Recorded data
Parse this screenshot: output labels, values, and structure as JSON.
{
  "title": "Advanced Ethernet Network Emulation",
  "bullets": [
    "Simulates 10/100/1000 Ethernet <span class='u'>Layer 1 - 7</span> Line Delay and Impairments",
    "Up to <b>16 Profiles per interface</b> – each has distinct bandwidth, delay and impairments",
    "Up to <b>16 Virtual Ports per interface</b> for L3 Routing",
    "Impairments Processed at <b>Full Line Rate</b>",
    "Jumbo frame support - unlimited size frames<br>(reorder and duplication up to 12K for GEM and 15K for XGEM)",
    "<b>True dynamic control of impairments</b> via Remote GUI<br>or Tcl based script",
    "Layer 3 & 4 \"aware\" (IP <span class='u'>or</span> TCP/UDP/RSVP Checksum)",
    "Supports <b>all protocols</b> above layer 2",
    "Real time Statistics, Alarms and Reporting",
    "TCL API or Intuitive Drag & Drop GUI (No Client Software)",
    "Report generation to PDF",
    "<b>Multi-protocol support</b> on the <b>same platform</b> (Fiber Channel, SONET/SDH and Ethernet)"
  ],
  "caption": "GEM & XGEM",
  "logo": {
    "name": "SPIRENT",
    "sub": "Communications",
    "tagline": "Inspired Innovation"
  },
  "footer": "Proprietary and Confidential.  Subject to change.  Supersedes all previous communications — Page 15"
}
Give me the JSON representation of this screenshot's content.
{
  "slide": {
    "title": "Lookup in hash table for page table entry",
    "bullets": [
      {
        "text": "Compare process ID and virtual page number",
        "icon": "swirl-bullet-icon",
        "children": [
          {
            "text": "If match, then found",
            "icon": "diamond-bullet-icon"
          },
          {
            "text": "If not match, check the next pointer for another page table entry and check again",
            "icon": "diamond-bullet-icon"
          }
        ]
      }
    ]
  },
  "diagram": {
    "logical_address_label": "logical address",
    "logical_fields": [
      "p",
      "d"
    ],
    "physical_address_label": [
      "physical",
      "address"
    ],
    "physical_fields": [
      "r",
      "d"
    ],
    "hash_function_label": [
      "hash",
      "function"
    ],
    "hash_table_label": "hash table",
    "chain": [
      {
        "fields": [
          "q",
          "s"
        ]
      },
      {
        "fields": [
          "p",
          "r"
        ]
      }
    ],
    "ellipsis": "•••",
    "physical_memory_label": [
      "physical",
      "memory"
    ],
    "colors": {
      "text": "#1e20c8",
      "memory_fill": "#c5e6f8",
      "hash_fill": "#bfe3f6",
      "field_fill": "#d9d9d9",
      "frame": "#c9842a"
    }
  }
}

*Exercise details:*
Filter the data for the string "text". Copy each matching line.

*Task result:*
        "text": "Compare process ID and virtual page number",
            "text": "If match, then found",
            "text": "If not match, check the next pointer for another page table entry and check again",
      "text": "#1e20c8",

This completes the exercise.